- A program that allows for a diversity of outputs so that data can be seen on different devices simultaneously by doctors, patients, and related medical staff.
- End-to-end encryption keeps data encrypted from the moment it leaves your device until it reaches its destination. Even if someone were to intercept the information, they would see nothing but a jumbled mess.
- Data anonymization — the process of removing or changing personal information so that it cannot be connected back to you. The information is still useful for analysis but doesn’t reveal who you are.
- Regular updates. Technology changes, and so do the threats. Robust solutions must include regular updates to tackle new security challenges.
- Secure cloud infrastructure. Many wearable biosensors utilize cloud storage for data. From firewalls to intrusion detection systems, these clouds should be digital fortresses designed to keep your data safe from unauthorized access.
We’ve briefly mentioned some of the potential applications, but let’s dive into a bit more detail. Biosensors are becoming available for an increasingly wide range of uses, many of them due to the sharp increase in the prevalence of certain kinds of diseases.
For example, the number of diabetics in the world is expected to rise to 643 million by 2030, with 75% of them living in low- or middle-income countries. Because of this rapid rise, it has become critical that the medical establishment devise methods to help manage the problem. There are now small, unobtrusive patches that people can attach to their skin which will monitor glucose levels in real-time and help diabetics understand their insulin needs. There are also once-daily insulin patches that people can wear to provide the insulin that people need for a full day. The increased use of these patches will make a significant difference in the lives of many diabetics.

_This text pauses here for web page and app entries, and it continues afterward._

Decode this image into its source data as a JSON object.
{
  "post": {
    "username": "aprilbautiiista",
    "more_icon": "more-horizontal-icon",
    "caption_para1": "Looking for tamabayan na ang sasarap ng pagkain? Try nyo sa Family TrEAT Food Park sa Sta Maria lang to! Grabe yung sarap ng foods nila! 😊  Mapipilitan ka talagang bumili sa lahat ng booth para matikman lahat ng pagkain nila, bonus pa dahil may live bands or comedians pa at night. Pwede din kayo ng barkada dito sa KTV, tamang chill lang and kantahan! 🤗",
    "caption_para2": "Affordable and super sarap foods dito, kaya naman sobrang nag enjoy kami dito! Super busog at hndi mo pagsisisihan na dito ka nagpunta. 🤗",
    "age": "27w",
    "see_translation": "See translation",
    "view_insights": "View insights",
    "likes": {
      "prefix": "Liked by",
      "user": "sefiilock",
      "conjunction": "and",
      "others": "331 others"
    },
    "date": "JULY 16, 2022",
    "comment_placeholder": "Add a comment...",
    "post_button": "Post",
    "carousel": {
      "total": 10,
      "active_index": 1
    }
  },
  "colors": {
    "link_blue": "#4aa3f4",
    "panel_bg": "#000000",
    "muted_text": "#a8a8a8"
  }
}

Cardiovascular problems are another area that has been on the rise particularly since the pandemic, as many people have heart-related complications following Covid. Therefore, this has become another area in which the wearable biosensor industry is growing. For people who suffer from heart disease, there is now a sensor that can be worn on the wrist to detect a particular protein known as troponin-I in the blood. When the heart muscle becomes damaged, troponin-I enters the bloodstream, and the sensor can detect its presence immediately by means of infrared light sent through a Bluetooth device.
In the area of rheumatology, there are new biosensor gloves that help to monitor hand movement and detect the severity of a patient’s rheumatoid arthritis. The gloves measure flex sensors in their fingers, along with an Inertial Measurement Unit in the wrists. The data collected from the sensors is calculated according to algorithms to provide a picture of the patient’s condition.
Wearables are also making inroads into mental health monitoring. For those grappling with anxiety or depression, sensors can track changes in mood and alert a caregiver or mental health professional. It’s a gentle, non-intrusive way to provide support when it’s needed most.
The potential of wearable biosensors is only beginning to unfold. They have the promise to transform healthcare, to make it more personalized, more immediate, and more in tune with who you are. But it’s a journey that we must take with caution, keeping in mind the ethics, the privacy, and the human touch that makes healthcare more than just a hard science.
The revolution that wearable biosensors bring to healthcare is not merely about data and technology. It’s about empowerment, connection, and individuality. It’s about you taking charge of your health, and having the insights you need to make the best decisions for yourself.